Armory and City
THE ARMORY AND THE CITY
For more than a hundred and fifty years the complex of Federal buildings on the hill in Springfield grew in size, importance, and influence over the city. The skilled craftsmen who made muskets and rifles at the armory came from diverse ethnic and religious backgrounds, a heterogeneous population that helped make Springfield a city noted for religious toleration with churches representing many denominations. Much of the city's high and low social life also was focused on Federal Hill. Fashionable homes flanked the armory grounds at the same time that workers' taverns thrived within an easy walk of the shops.
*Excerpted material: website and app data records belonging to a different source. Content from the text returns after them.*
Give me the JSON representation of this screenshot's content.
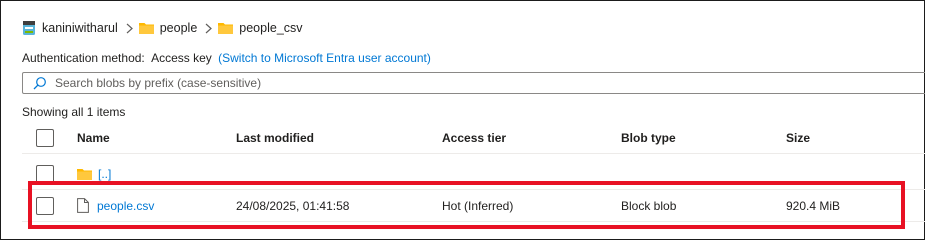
{
  "breadcrumb": {
    "items": [
      {
        "label": "kaniniwitharul",
        "icon": "storage-account-icon"
      },
      {
        "label": "people",
        "icon": "folder-icon"
      },
      {
        "label": "people_csv",
        "icon": "folder-icon"
      }
    ]
  },
  "auth": {
    "label": "Authentication method:",
    "value": "Access key",
    "link": "(Switch to Microsoft Entra user account)"
  },
  "search": {
    "placeholder": "Search blobs by prefix (case-sensitive)"
  },
  "status": {
    "showing": "Showing all 1 items"
  },
  "table": {
    "headers": {
      "name": "Name",
      "modified": "Last modified",
      "tier": "Access tier",
      "type": "Blob type",
      "size": "Size"
    },
    "parent_row": {
      "name": "[..]"
    },
    "rows": [
      {
        "name": "people.csv",
        "modified": "24/08/2025, 01:41:58",
        "tier": "Hot (Inferred)",
        "type": "Block blob",
        "size": "920.4 MiB"
      }
    ]
  },
  "colors": {
    "link": "#0078d4",
    "folder": "#ffb900",
    "highlight": "#e81123"
  }
}
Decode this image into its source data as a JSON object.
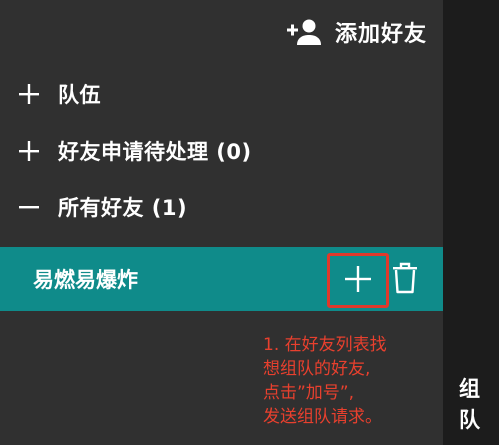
{
  "header": {
    "add_friend_label": "添加好友",
    "add_friend_icon": "add-person-icon"
  },
  "sections": [
    {
      "sign": "+",
      "label": "队伍",
      "expanded": false
    },
    {
      "sign": "+",
      "label": "好友申请待处理 (0)",
      "expanded": false
    },
    {
      "sign": "−",
      "label": "所有好友 (1)",
      "expanded": true
    }
  ],
  "friends": [
    {
      "name": "易燃易爆炸",
      "actions": [
        "plus-icon",
        "trash-icon"
      ]
    }
  ],
  "annotation": {
    "lines": [
      "1. 在好友列表找",
      "想组队的好友,",
      "点击”加号”,",
      "发送组队请求。"
    ],
    "color": "#e8402e"
  },
  "side_label": {
    "chars": [
      "组",
      "队"
    ]
  },
  "colors": {
    "panel_bg": "#303030",
    "selected_row_bg": "#0f8b8a",
    "highlight_border": "#e0392b",
    "text": "#ffffff"
  }
}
Today the hilltop remains an active center of community life as the buildings that once housed workshops now provide classrooms for Springfield Technical Community College.
THE EARLY YEARS, 1782-1824
Situated on a major river yet beyond the reach of ocean going warships, and centrally located for the northern states the government established a magazine for the storage of powder during the Revolutionary War. These qualities and the proximity of tributaries capable of supplying plentiful water power led the Federal government to select Springfield as the site for its northen armory in 1794.
An incident in these early years had an effect far beyond the manufacture or storage of military arms. It was to this site, belonging to the Continental Congress, that Daniel Shays and his band of farmers, protesting the State's tax and land policies, headed intending to seize arms to support their cause. Shays's Rebellion was an important factor in demonstrating the weakness of the Continental Congress and the need for a stronger central government. It was a demonstration that helped the States to adopt our Federal Constitution.
THE ARMORY 1830
In 1825 Lt. Col. Roswell Lee, the Armory superintendent from 1815 to 1833, reported to the Secretary of the Army that it required 194 separate operations to manufacture a flintlock musket at Springfield. Exactly one half of these steps were performed with the aid of water-powered machinery. The three sets of workshops shown on the maps of the armory at that time emphasize the importance of water power.
SPRINGFIELD ARMORY IN THE CIVIL WAR
By the time of the Civil War the armory was a major manufacturing center. Power driven machinery, standardized gauges, and interchangeable parts gave the facility the ability to turn out great numbers of identical weapons. Where once it took one man ten hours to make a musket stock, with machines 450 could be produced in a single ten hour shift.
The armory was a magnet, attracting skilled workers of diverse religious and ethnic backgrounds who gave to the city a cosmopolitan outlook. The armory was also a center of both high and low social life. Bars and taverns, catering to the workers' thirst, lined Armory Street, called "Toddy Road" at the time; while elegant houses rose along State, Pearl, and Walnut Streets.
HILL AND WATER SHOPS, 1880
SPRINGFIELD ARMORY, 1930s
THE ARMORY'S LAST YEARS
RURAL COMMUNITY TO INDUSTRIAL CENTER
Last updated: February 26, 2015